That take away all of these negatives in American society, strip all of these extremes and unethical behaviors away, and at the bottom of it, there exists a wonderful culture and people. Gloria Steinem once made a remark that America was the greatest living social experiment, or something to that effect, and one cannot help but feel that she had a good point. Ours is a country with an arguably unparalleled diversity, diversity that often shocks visitors from other countries and, inadvertently, biases our minds when we visit homogenous countries that seem “racist.” A Jew might live across the street from Hindus whose neighbors are Polish Catholics and whose friends down the block are a secular Turkish Muslim married to an atheist (my childhood). Those fortunate enough to live in urban areas might eat cereal for breakfast, pad thai for lunch, and gnocchi from the trattoria for dinner.

We have a genuine openness that stuns foreigners, trusting optimism that says “yes” rather than “no.” Our society is built on the premise that mobility and self-betterment are okay, that there is no shame in these things. (Recall the scorn heaped by the British upper classes on the self-made, enterprising Middletons). The American spirit is a can-do one, a spirit with a minimum of suspicion. Yes, in certain areas of the country—-usually regions with strong community ties in the interior, or in small towns—-there is a sense of jealousy against those who try to get ahead. But generally speaking, success is greeted positively in America, especially when compared with how it is viewed in other parts of the world.

Even romantically, as Americans, we want a happy ending. We want the guy to get the girl at the end of the movie. We women want to have the career *and* the husband. We want the nice wedding reception at the vineyard. We have a certain “teleology” (as a friend of mine put it) with romantic relationships. This is often in stark contrast to the very rationalistic, social welfare cultures of Northern and Western Europe where many couples don’t feel the impetus to have their relationship recognized by the state, and don’t need marriage as a means of economic fulfillment since one’s needs are taken care of by the government. “We are happy as we are” many of them might say, and there is no arguing with that. A number of Americans feel the same way as well. But romance is one of the oldest, and most fundamental human impulses and marriage one of the oldest institutions—-why shouldn’t it “lead somewhere”??
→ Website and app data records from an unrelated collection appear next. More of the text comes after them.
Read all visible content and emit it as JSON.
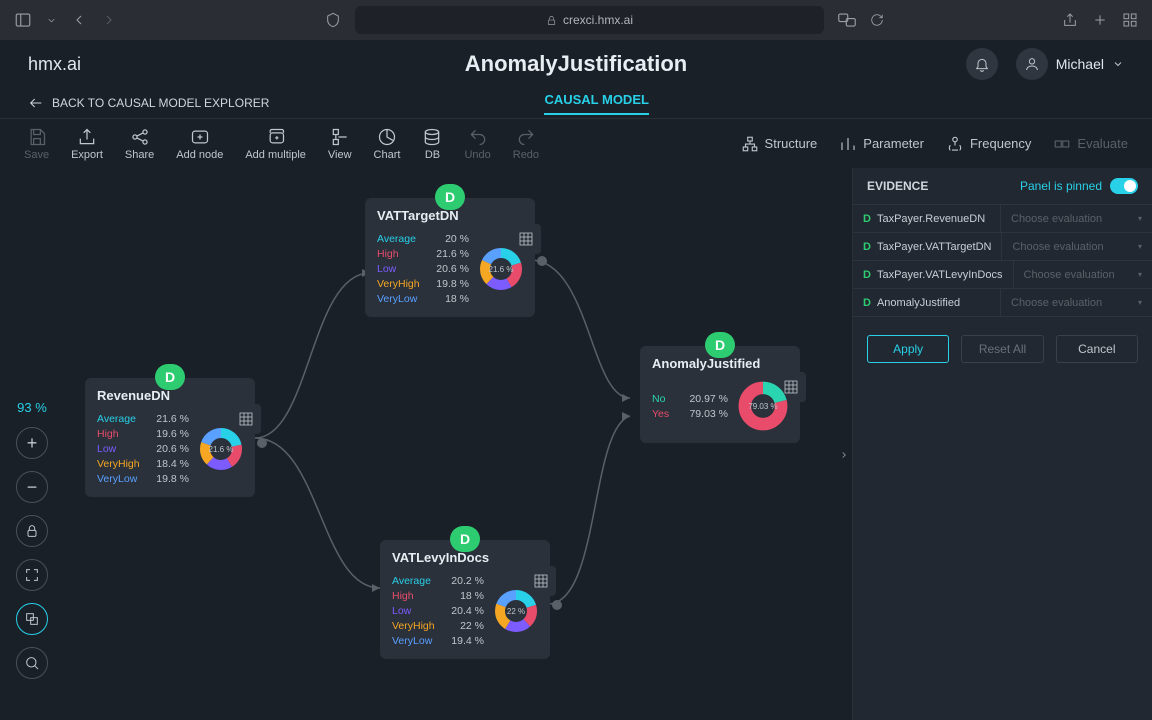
{
  "browser": {
    "url": "crexci.hmx.ai"
  },
  "brand": "hmx.ai",
  "page_title": "AnomalyJustification",
  "user": {
    "name": "Michael"
  },
  "back": "BACK TO CAUSAL MODEL EXPLORER",
  "active_tab": "CAUSAL MODEL",
  "toolbar": {
    "save": "Save",
    "export": "Export",
    "share": "Share",
    "add_node": "Add node",
    "add_multiple": "Add multiple",
    "view": "View",
    "chart": "Chart",
    "db": "DB",
    "undo": "Undo",
    "redo": "Redo",
    "structure": "Structure",
    "parameter": "Parameter",
    "frequency": "Frequency",
    "evaluate": "Evaluate"
  },
  "zoom": {
    "pct": "93 %"
  },
  "evidence": {
    "title": "EVIDENCE",
    "pin_label": "Panel is pinned",
    "placeholder": "Choose evaluation",
    "rows": [
      {
        "d": "D",
        "name": "TaxPayer.RevenueDN"
      },
      {
        "d": "D",
        "name": "TaxPayer.VATTargetDN"
      },
      {
        "d": "D",
        "name": "TaxPayer.VATLevyInDocs"
      },
      {
        "d": "D",
        "name": "AnomalyJustified"
      }
    ],
    "apply": "Apply",
    "reset": "Reset All",
    "cancel": "Cancel"
  },
  "nodes": {
    "revenue": {
      "title": "RevenueDN",
      "badge": "D",
      "center": "21.6 %",
      "stats": [
        {
          "lbl": "Average",
          "val": "21.6 %",
          "cls": "c-avg"
        },
        {
          "lbl": "High",
          "val": "19.6 %",
          "cls": "c-high"
        },
        {
          "lbl": "Low",
          "val": "20.6 %",
          "cls": "c-low"
        },
        {
          "lbl": "VeryHigh",
          "val": "18.4 %",
          "cls": "c-vhigh"
        },
        {
          "lbl": "VeryLow",
          "val": "19.8 %",
          "cls": "c-vlow"
        }
      ]
    },
    "vattarget": {
      "title": "VATTargetDN",
      "badge": "D",
      "center": "21.6 %",
      "stats": [
        {
          "lbl": "Average",
          "val": "20 %",
          "cls": "c-avg"
        },
        {
          "lbl": "High",
          "val": "21.6 %",
          "cls": "c-high"
        },
        {
          "lbl": "Low",
          "val": "20.6 %",
          "cls": "c-low"
        },
        {
          "lbl": "VeryHigh",
          "val": "19.8 %",
          "cls": "c-vhigh"
        },
        {
          "lbl": "VeryLow",
          "val": "18 %",
          "cls": "c-vlow"
        }
      ]
    },
    "vatlevy": {
      "title": "VATLevyInDocs",
      "badge": "D",
      "center": "22 %",
      "stats": [
        {
          "lbl": "Average",
          "val": "20.2 %",
          "cls": "c-avg"
        },
        {
          "lbl": "High",
          "val": "18 %",
          "cls": "c-high"
        },
        {
          "lbl": "Low",
          "val": "20.4 %",
          "cls": "c-low"
        },
        {
          "lbl": "VeryHigh",
          "val": "22 %",
          "cls": "c-vhigh"
        },
        {
          "lbl": "VeryLow",
          "val": "19.4 %",
          "cls": "c-vlow"
        }
      ]
    },
    "anomaly": {
      "title": "AnomalyJustified",
      "badge": "D",
      "center": "79.03 %",
      "stats": [
        {
          "lbl": "No",
          "val": "20.97 %",
          "cls": "c-no"
        },
        {
          "lbl": "Yes",
          "val": "79.03 %",
          "cls": "c-yes"
        }
      ]
    }
  },
  "chart_data": [
    {
      "type": "pie",
      "title": "RevenueDN",
      "series": [
        {
          "name": "Average",
          "value": 21.6
        },
        {
          "name": "High",
          "value": 19.6
        },
        {
          "name": "Low",
          "value": 20.6
        },
        {
          "name": "VeryHigh",
          "value": 18.4
        },
        {
          "name": "VeryLow",
          "value": 19.8
        }
      ]
    },
    {
      "type": "pie",
      "title": "VATTargetDN",
      "series": [
        {
          "name": "Average",
          "value": 20
        },
        {
          "name": "High",
          "value": 21.6
        },
        {
          "name": "Low",
          "value": 20.6
        },
        {
          "name": "VeryHigh",
          "value": 19.8
        },
        {
          "name": "VeryLow",
          "value": 18
        }
      ]
    },
    {
      "type": "pie",
      "title": "VATLevyInDocs",
      "series": [
        {
          "name": "Average",
          "value": 20.2
        },
        {
          "name": "High",
          "value": 18
        },
        {
          "name": "Low",
          "value": 20.4
        },
        {
          "name": "VeryHigh",
          "value": 22
        },
        {
          "name": "VeryLow",
          "value": 19.4
        }
      ]
    },
    {
      "type": "pie",
      "title": "AnomalyJustified",
      "series": [
        {
          "name": "No",
          "value": 20.97
        },
        {
          "name": "Yes",
          "value": 79.03
        }
      ]
    }
  ]
}
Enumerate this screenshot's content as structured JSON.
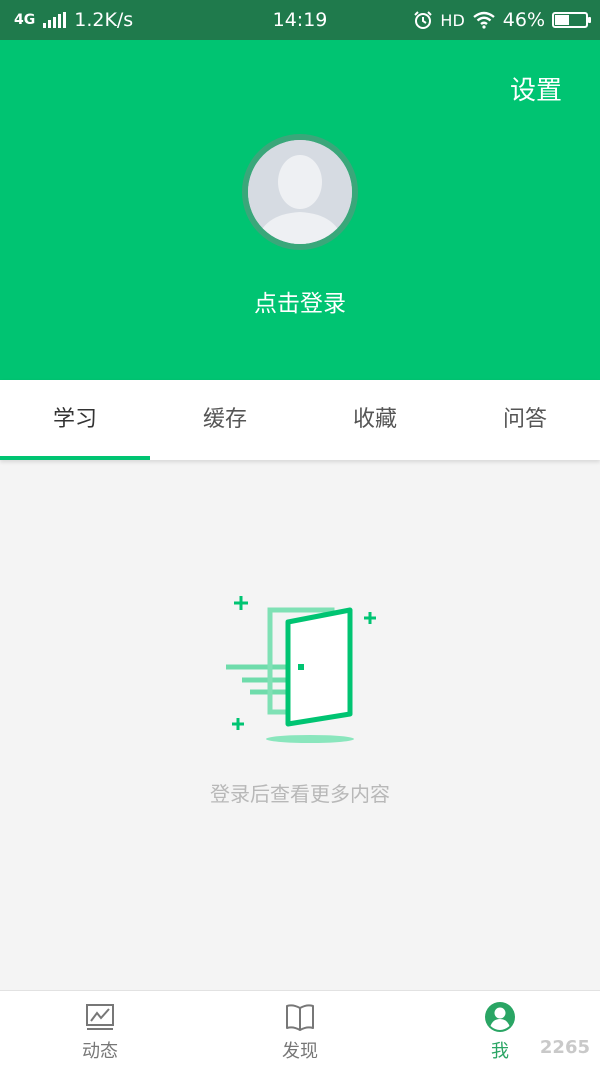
{
  "status_bar": {
    "network": "4G",
    "speed": "1.2K/s",
    "time": "14:19",
    "hd": "HD",
    "battery": "46%",
    "battery_level": 0.46
  },
  "header": {
    "settings_label": "设置",
    "login_label": "点击登录",
    "accent_color": "#00c472"
  },
  "tabs": [
    {
      "label": "学习",
      "active": true
    },
    {
      "label": "缓存",
      "active": false
    },
    {
      "label": "收藏",
      "active": false
    },
    {
      "label": "问答",
      "active": false
    }
  ],
  "empty_state": {
    "message": "登录后查看更多内容",
    "icon": "door-icon"
  },
  "bottom_nav": [
    {
      "label": "动态",
      "icon": "chart-icon",
      "active": false
    },
    {
      "label": "发现",
      "icon": "book-icon",
      "active": false
    },
    {
      "label": "我",
      "icon": "user-icon",
      "active": true
    }
  ],
  "watermark": "2265"
}
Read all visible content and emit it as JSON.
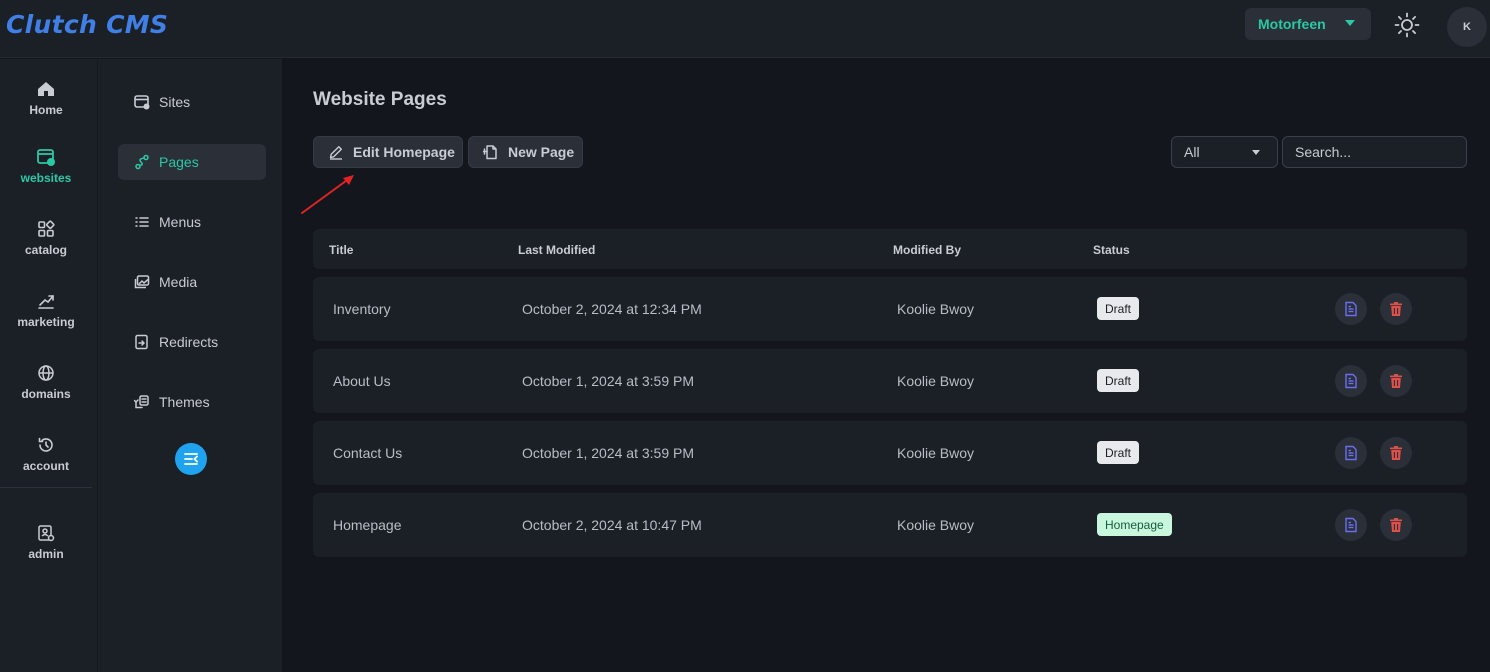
{
  "app": {
    "title": "Clutch CMS"
  },
  "header": {
    "site": "Motorfeen",
    "avatar_initial": "K"
  },
  "rail": [
    {
      "label": "Home",
      "icon": "home-icon"
    },
    {
      "label": "websites",
      "icon": "websites-icon",
      "active": true
    },
    {
      "label": "catalog",
      "icon": "catalog-icon"
    },
    {
      "label": "marketing",
      "icon": "marketing-icon"
    },
    {
      "label": "domains",
      "icon": "globe-icon"
    },
    {
      "label": "account",
      "icon": "history-icon"
    },
    {
      "label": "admin",
      "icon": "admin-icon"
    }
  ],
  "subnav": [
    {
      "label": "Sites",
      "icon": "sites-icon"
    },
    {
      "label": "Pages",
      "icon": "pages-icon",
      "active": true
    },
    {
      "label": "Menus",
      "icon": "menus-icon"
    },
    {
      "label": "Media",
      "icon": "media-icon"
    },
    {
      "label": "Redirects",
      "icon": "redirects-icon"
    },
    {
      "label": "Themes",
      "icon": "themes-icon"
    }
  ],
  "main": {
    "title": "Website Pages",
    "edit_homepage": "Edit Homepage",
    "new_page": "New Page",
    "filter_value": "All",
    "search_placeholder": "Search..."
  },
  "table": {
    "columns": [
      "Title",
      "Last Modified",
      "Modified By",
      "Status"
    ],
    "rows": [
      {
        "title": "Inventory",
        "modified": "October 2, 2024 at 12:34 PM",
        "by": "Koolie Bwoy",
        "status": "Draft"
      },
      {
        "title": "About Us",
        "modified": "October 1, 2024 at 3:59 PM",
        "by": "Koolie Bwoy",
        "status": "Draft"
      },
      {
        "title": "Contact Us",
        "modified": "October 1, 2024 at 3:59 PM",
        "by": "Koolie Bwoy",
        "status": "Draft"
      },
      {
        "title": "Homepage",
        "modified": "October 2, 2024 at 10:47 PM",
        "by": "Koolie Bwoy",
        "status": "Homepage"
      }
    ]
  },
  "colors": {
    "accent": "#2bc8a6",
    "brand": "#3f7fe6",
    "delete": "#e0504a",
    "doc": "#6b6ff0"
  }
}
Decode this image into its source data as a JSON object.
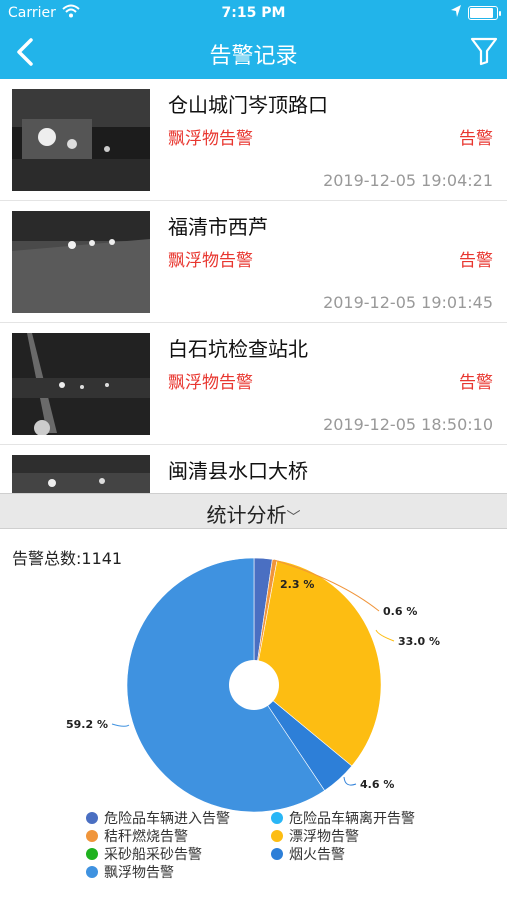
{
  "status": {
    "carrier": "Carrier",
    "time": "7:15 PM",
    "battery_level": 0.9
  },
  "header": {
    "title": "告警记录"
  },
  "alarms": [
    {
      "location": "仓山城门岑顶路口",
      "type": "飘浮物告警",
      "tag": "告警",
      "time": "2019-12-05 19:04:21"
    },
    {
      "location": "福清市西芦",
      "type": "飘浮物告警",
      "tag": "告警",
      "time": "2019-12-05 19:01:45"
    },
    {
      "location": "白石坑检查站北",
      "type": "飘浮物告警",
      "tag": "告警",
      "time": "2019-12-05 18:50:10"
    },
    {
      "location": "闽清县水口大桥",
      "type": "",
      "tag": "",
      "time": ""
    }
  ],
  "stats": {
    "section_label": "统计分析",
    "total_label": "告警总数:1141"
  },
  "chart_data": {
    "type": "pie",
    "donut": true,
    "title": "",
    "slices": [
      {
        "name": "危险品车辆进入告警",
        "value": 2.3,
        "label": "",
        "color": "#4a6fc2"
      },
      {
        "name": "危险品车辆离开告警",
        "value": 0.0,
        "label": "",
        "color": "#29b6f6"
      },
      {
        "name": "秸秆燃烧告警",
        "value": 0.6,
        "label": "0.6 %",
        "color": "#f0953b"
      },
      {
        "name": "漂浮物告警",
        "value": 33.0,
        "label": "33.0 %",
        "color": "#fdbd12"
      },
      {
        "name": "采砂船采砂告警",
        "value": 0.0,
        "label": "",
        "color": "#1fb21f"
      },
      {
        "name": "烟火告警",
        "value": 4.6,
        "label": "4.6 %",
        "color": "#2d7fd8"
      },
      {
        "name": "飘浮物告警",
        "value": 59.2,
        "label": "59.2 %",
        "color": "#3f92e0"
      }
    ],
    "extra_labels": [
      "2.3 %"
    ],
    "legend_position": "bottom"
  }
}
We want to move forward as a culture, we are always moving forward, and certainly sometimes this can be less than a positive. Look at the stress levels of Americans compared to those of people in other developed nations. Look at the waste we create in our highly consumerist society. Look at the shallowness of our popular media in the age of Kardashian Kulture. Again, we have to add these things to the list of our society’s ills. There are many countries that come out ahead of the United States on indices of quality of life, and it’s not often hard to see why.

But our optimism will always include awareness; there are always those who want things in our country to grow sustainably, so to speak. We don’t have stigmas against trying. Our educational system fosters an openness of thought even from an early age, and the older I get, the more I realize how special this is. Criticize what you will about the United States, but you cannot justifiably criticize her optimism. Those who don’t believe it can only be considered the worst kind of skeptics.

Happy 237th Birthday, America!